- What is expected: Nothing but the records, repeated word for word and free of pictures, belongs in the answer.

- Information provided:

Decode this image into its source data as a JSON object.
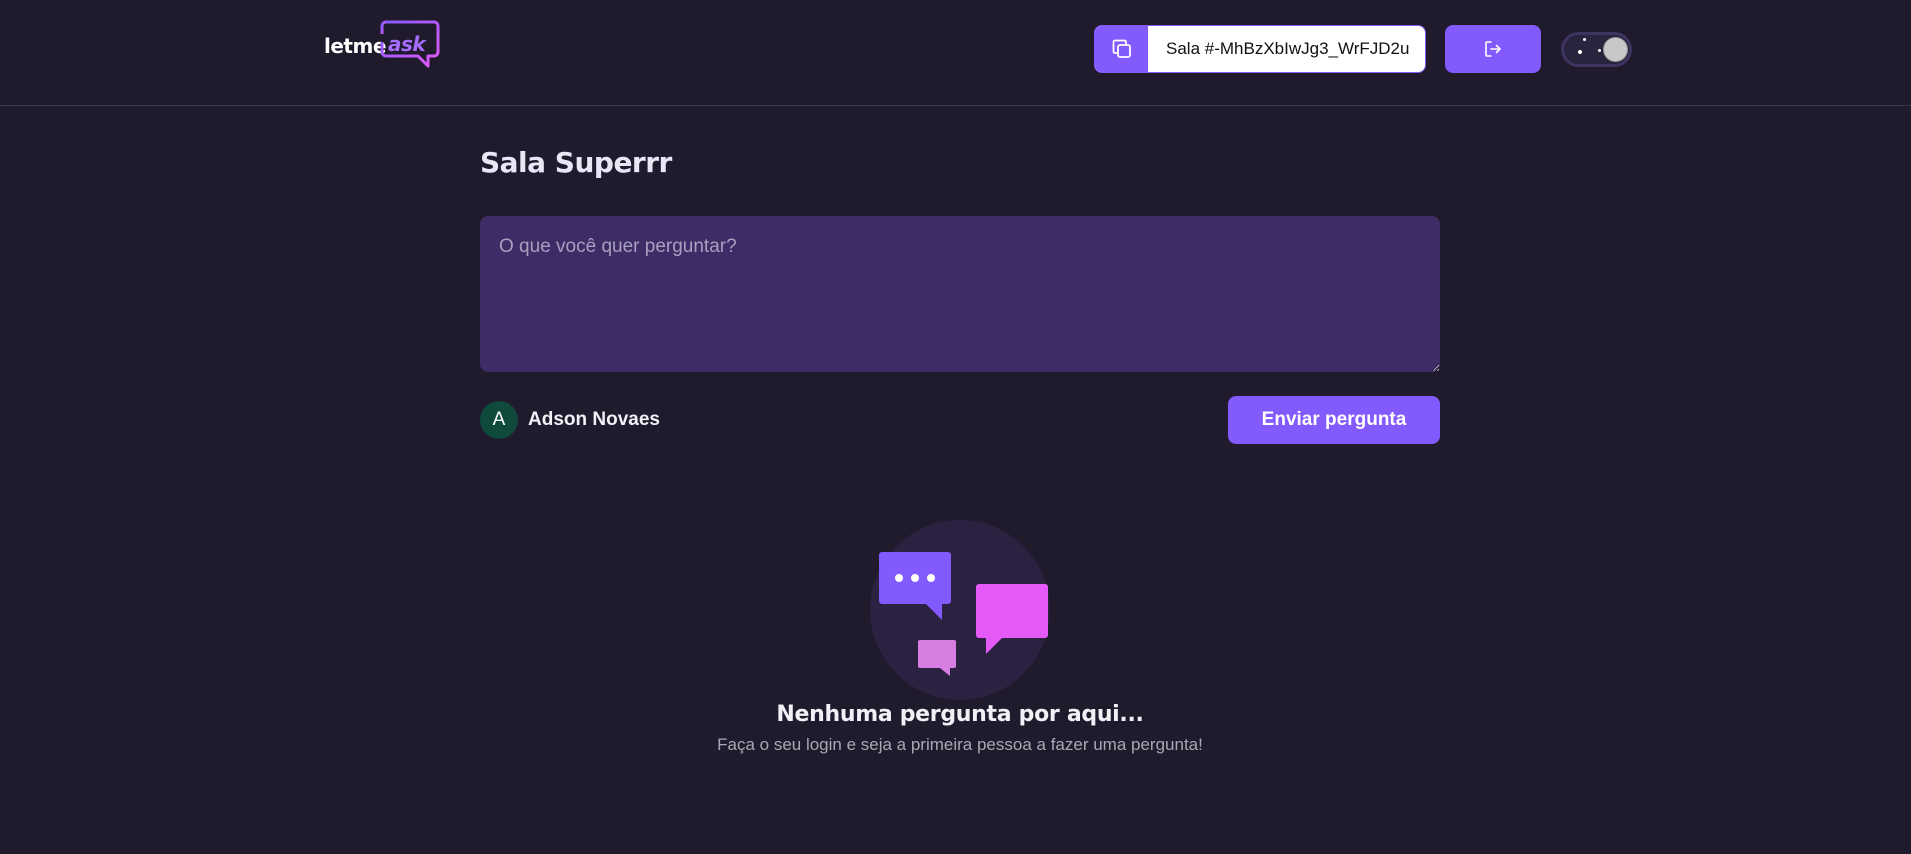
{
  "header": {
    "logo": {
      "part1": "letme",
      "part2": "ask"
    },
    "room_code": {
      "text": "Sala #-MhBzXbIwJg3_WrFJD2u",
      "copy_icon": "copy-icon"
    },
    "logout_icon": "logout-icon",
    "theme_toggle": {
      "state": "light",
      "icons": [
        "stars",
        "knob"
      ]
    }
  },
  "room": {
    "title": "Sala Superrr",
    "question_placeholder": "O que você quer perguntar?",
    "question_value": ""
  },
  "user": {
    "avatar_letter": "A",
    "name": "Adson Novaes"
  },
  "actions": {
    "send_label": "Enviar pergunta"
  },
  "empty_state": {
    "illustration": "chat-bubbles-illustration",
    "title": "Nenhuma pergunta por aqui...",
    "subtitle": "Faça o seu login e seja a primeira pessoa a fazer uma pergunta!"
  },
  "colors": {
    "background": "#1f1b2d",
    "accent": "#835afd",
    "input_bg": "#3e2c66",
    "avatar_bg": "#0f4a3d",
    "pink": "#e559f9"
  }
}
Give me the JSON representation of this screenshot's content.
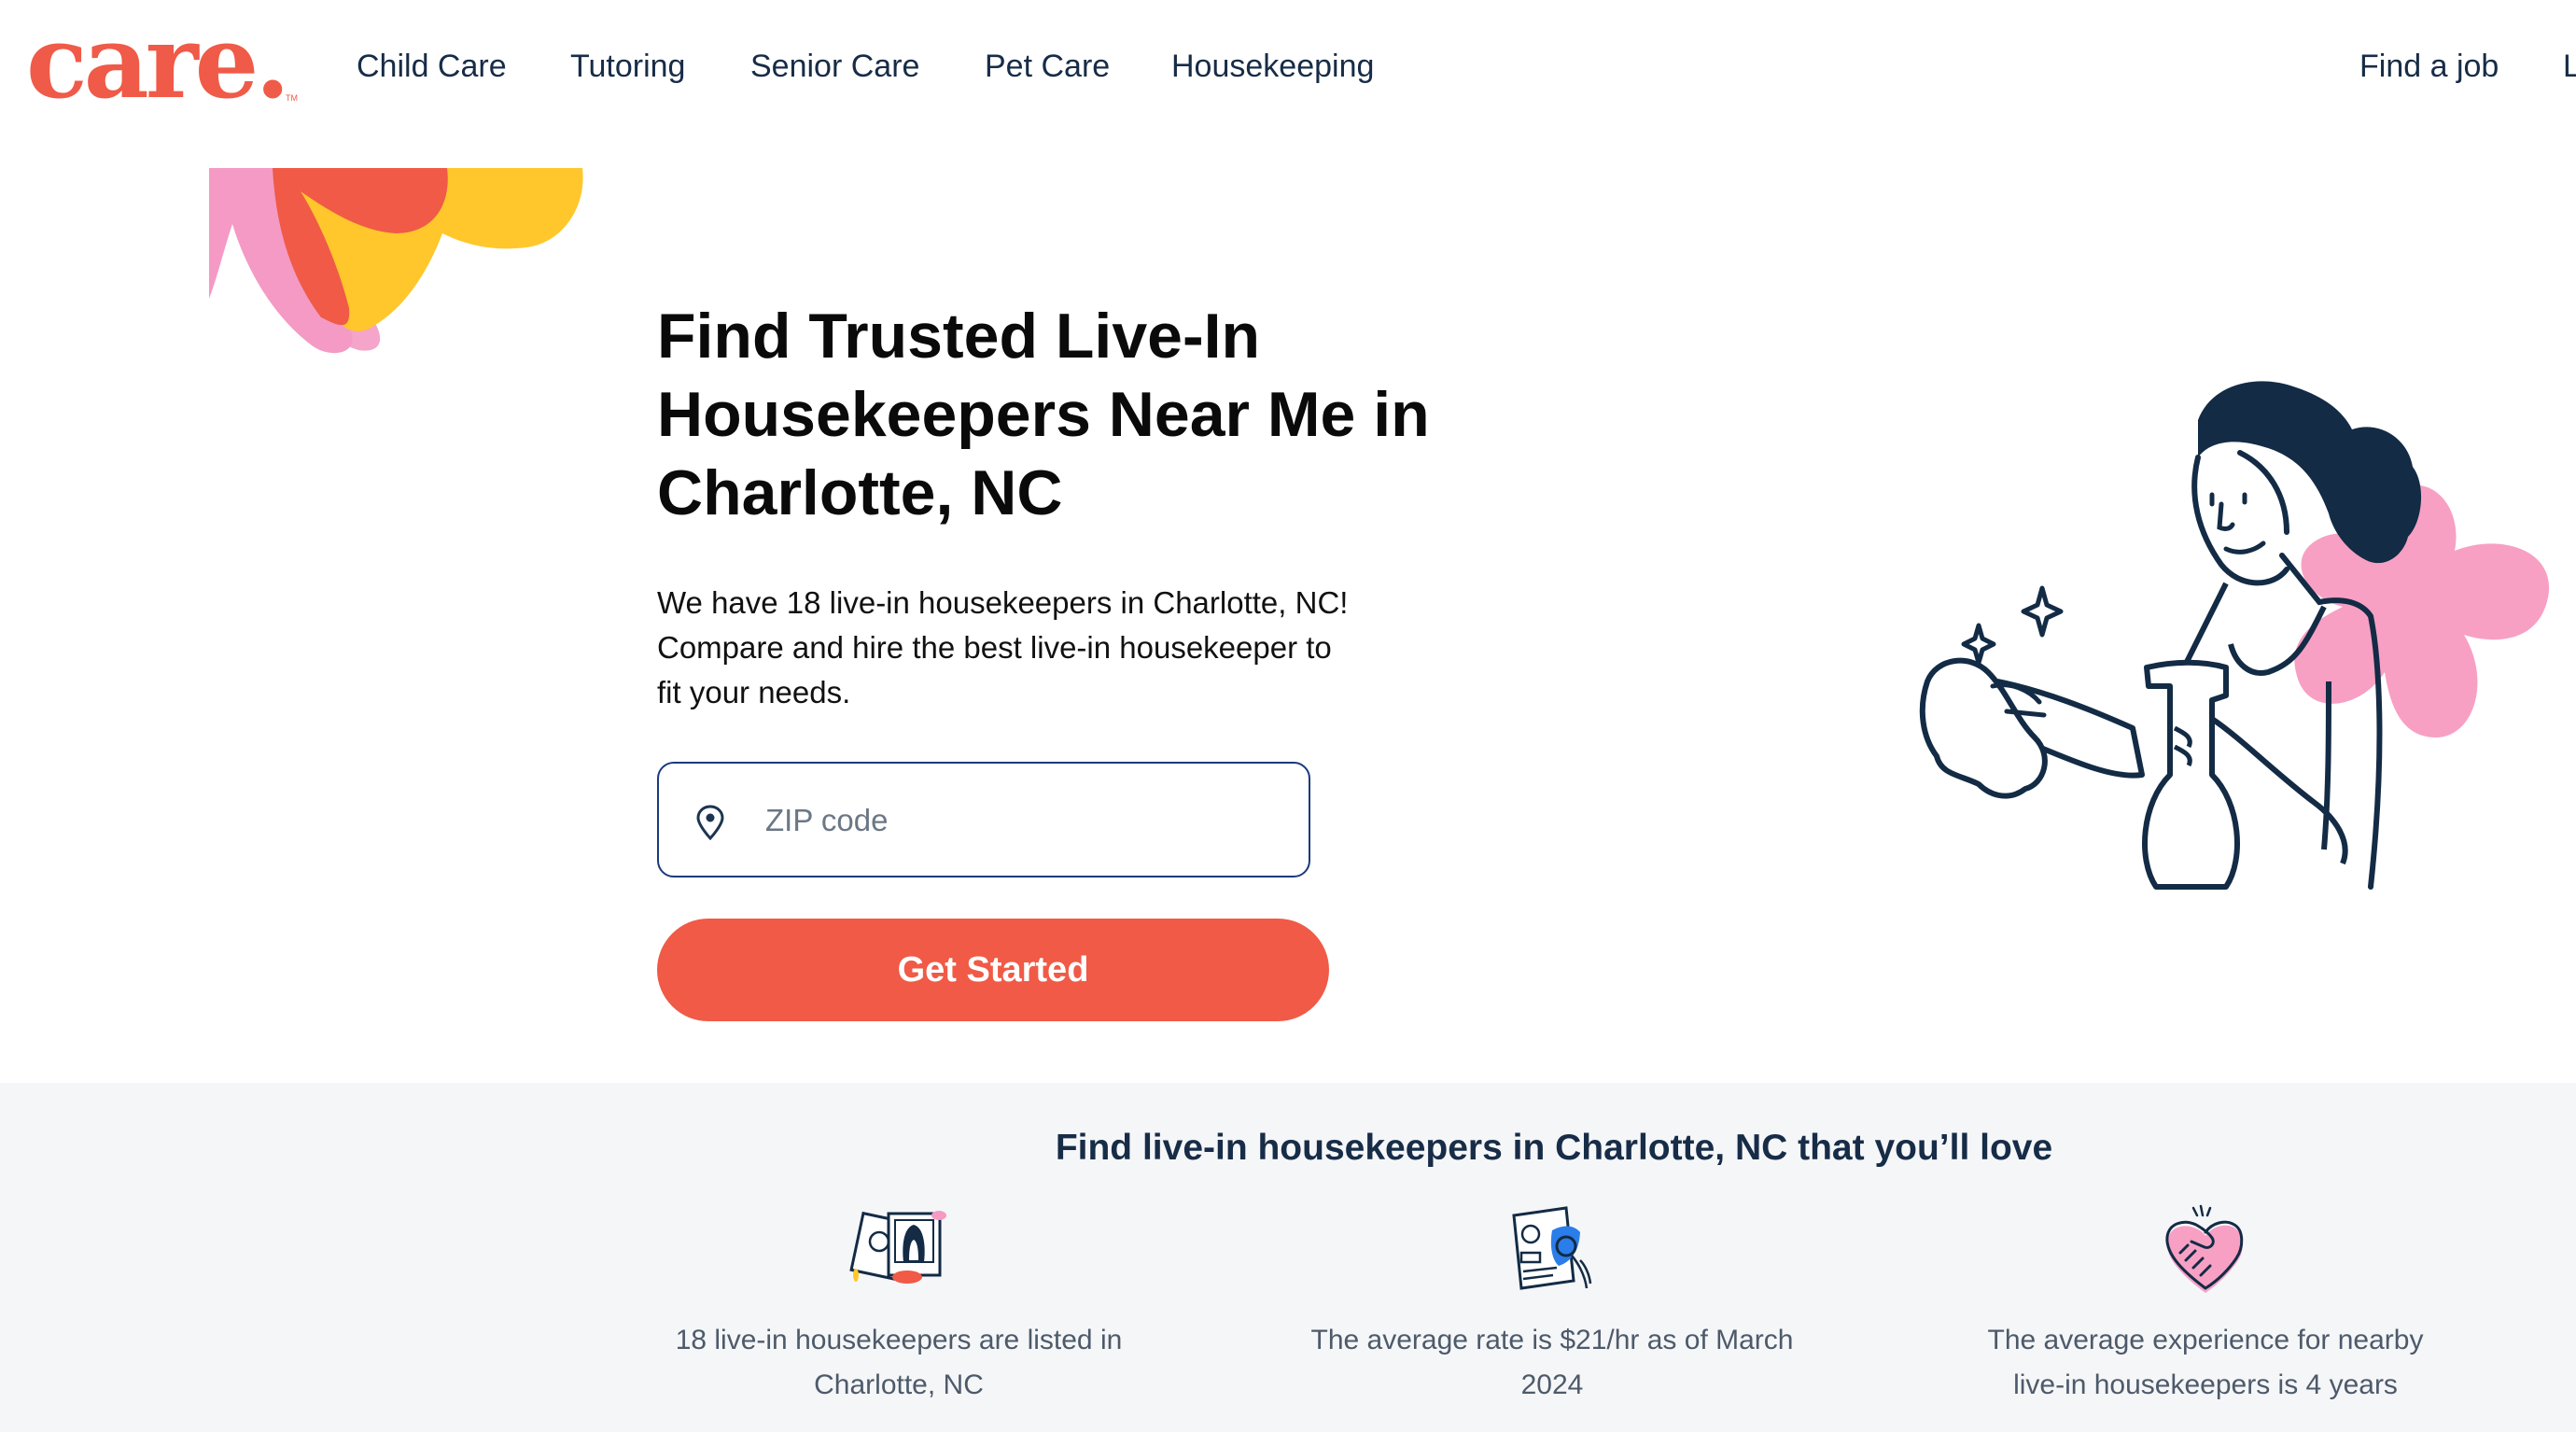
{
  "brand": {
    "logo_text": "care.",
    "logo_tm": "TM",
    "color": "#f05a48"
  },
  "nav": {
    "items": [
      {
        "label": "Child Care"
      },
      {
        "label": "Tutoring"
      },
      {
        "label": "Senior Care"
      },
      {
        "label": "Pet Care"
      },
      {
        "label": "Housekeeping"
      }
    ],
    "right_items": [
      {
        "label": "Find a job"
      },
      {
        "label": "L"
      }
    ]
  },
  "hero": {
    "title_lines": [
      "Find Trusted Live-In",
      "Housekeepers Near Me in",
      "Charlotte, NC"
    ],
    "description_lines": [
      "We have 18 live-in housekeepers in Charlotte, NC!",
      "Compare and hire the best live-in housekeeper to",
      "fit your needs."
    ],
    "zip": {
      "placeholder": "ZIP code",
      "value": "",
      "icon": "location-pin-icon"
    },
    "cta_label": "Get Started",
    "illustration": "woman-cleaning-with-spray-bottle"
  },
  "features": {
    "title": "Find live-in housekeepers in Charlotte, NC that you’ll love",
    "items": [
      {
        "icon": "profile-photos-icon",
        "lines": [
          "18 live-in housekeepers are listed in",
          "Charlotte, NC"
        ]
      },
      {
        "icon": "background-check-document-icon",
        "lines": [
          "The average rate is $21/hr as of March",
          "2024"
        ]
      },
      {
        "icon": "handshake-heart-icon",
        "lines": [
          "The average experience for nearby",
          "live-in housekeepers is 4 years"
        ]
      }
    ]
  },
  "colors": {
    "accent": "#f05a46",
    "navy": "#172c47",
    "input_border": "#1a3a7d",
    "section_bg": "#f5f6f8",
    "muted_text": "#4d5a6a"
  }
}
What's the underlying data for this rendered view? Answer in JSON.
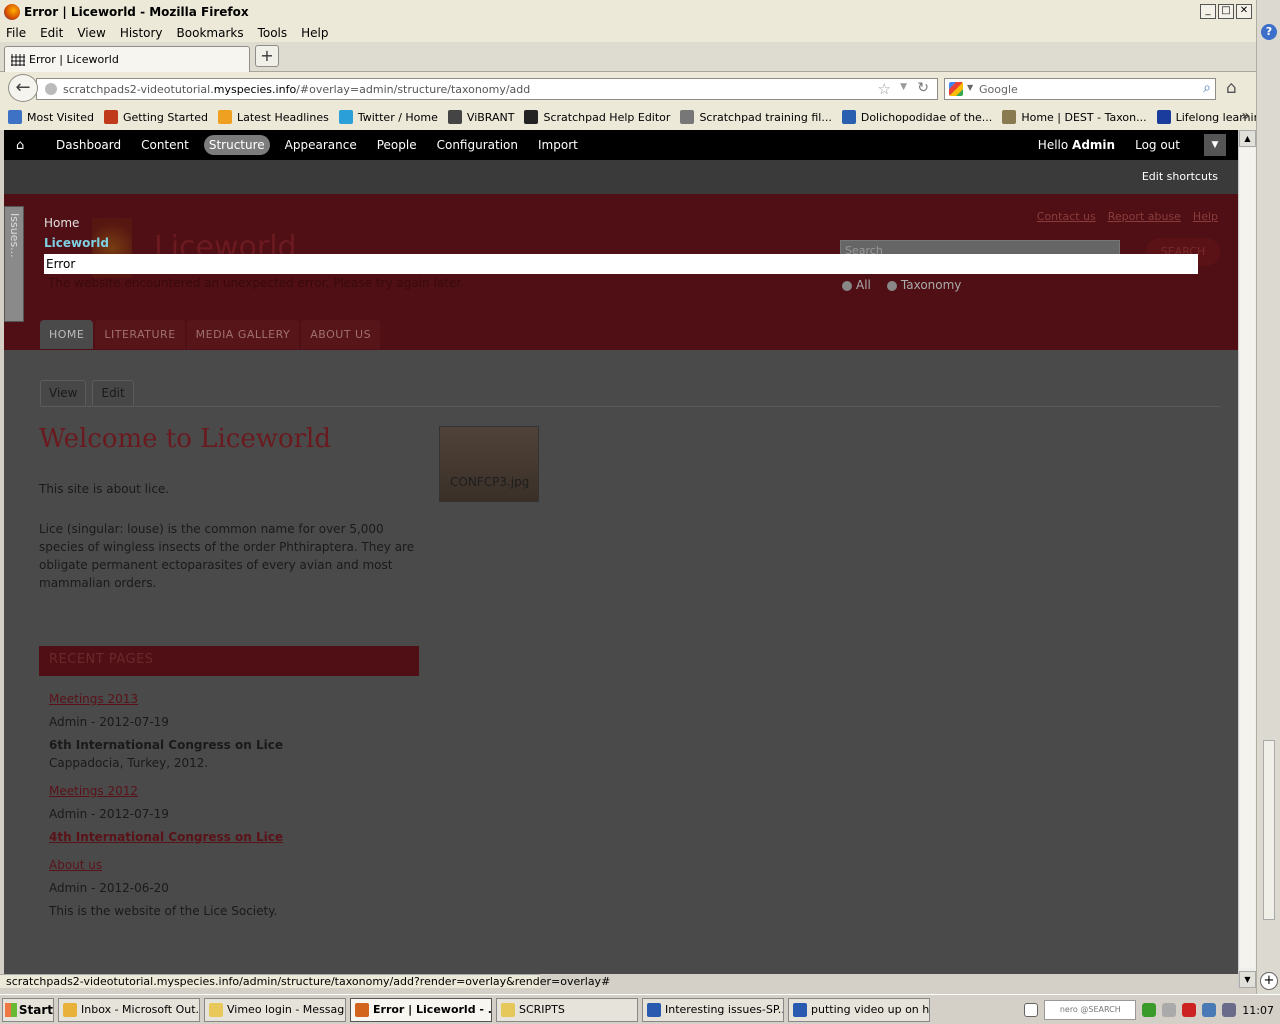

- Final answer:
Decode this image into its source data as a JSON object.
{
  "header": {
    "logo": {
      "part1": "letme",
      "part2": "ask"
    },
    "room_code": {
      "text": "Sala #-MhBzXbIwJg3_WrFJD2u",
      "copy_icon": "copy-icon"
    },
    "logout_icon": "logout-icon",
    "theme_toggle": {
      "state": "light",
      "icons": [
        "stars",
        "knob"
      ]
    }
  },
  "room": {
    "title": "Sala Superrr",
    "question_placeholder": "O que você quer perguntar?",
    "question_value": ""
  },
  "user": {
    "avatar_letter": "A",
    "name": "Adson Novaes"
  },
  "actions": {
    "send_label": "Enviar pergunta"
  },
  "empty_state": {
    "illustration": "chat-bubbles-illustration",
    "title": "Nenhuma pergunta por aqui...",
    "subtitle": "Faça o seu login e seja a primeira pessoa a fazer uma pergunta!"
  },
  "colors": {
    "background": "#1f1b2d",
    "accent": "#835afd",
    "input_bg": "#3e2c66",
    "avatar_bg": "#0f4a3d",
    "pink": "#e559f9"
  }
}
Give me the JSON representation of this screenshot's content.
{
  "brand": {
    "logo_text": "care.",
    "logo_tm": "TM",
    "color": "#f05a48"
  },
  "nav": {
    "items": [
      {
        "label": "Child Care"
      },
      {
        "label": "Tutoring"
      },
      {
        "label": "Senior Care"
      },
      {
        "label": "Pet Care"
      },
      {
        "label": "Housekeeping"
      }
    ],
    "right_items": [
      {
        "label": "Find a job"
      },
      {
        "label": "L"
      }
    ]
  },
  "hero": {
    "title_lines": [
      "Find Trusted Live-In",
      "Housekeepers Near Me in",
      "Charlotte, NC"
    ],
    "description_lines": [
      "We have 18 live-in housekeepers in Charlotte, NC!",
      "Compare and hire the best live-in housekeeper to",
      "fit your needs."
    ],
    "zip": {
      "placeholder": "ZIP code",
      "value": "",
      "icon": "location-pin-icon"
    },
    "cta_label": "Get Started",
    "illustration": "woman-cleaning-with-spray-bottle"
  },
  "features": {
    "title": "Find live-in housekeepers in Charlotte, NC that you’ll love",
    "items": [
      {
        "icon": "profile-photos-icon",
        "lines": [
          "18 live-in housekeepers are listed in",
          "Charlotte, NC"
        ]
      },
      {
        "icon": "background-check-document-icon",
        "lines": [
          "The average rate is $21/hr as of March",
          "2024"
        ]
      },
      {
        "icon": "handshake-heart-icon",
        "lines": [
          "The average experience for nearby",
          "live-in housekeepers is 4 years"
        ]
      }
    ]
  },
  "colors": {
    "accent": "#f05a46",
    "navy": "#172c47",
    "input_border": "#1a3a7d",
    "section_bg": "#f5f6f8",
    "muted_text": "#4d5a6a"
  }
}
What's the underlying data for this rendered view? Answer in JSON.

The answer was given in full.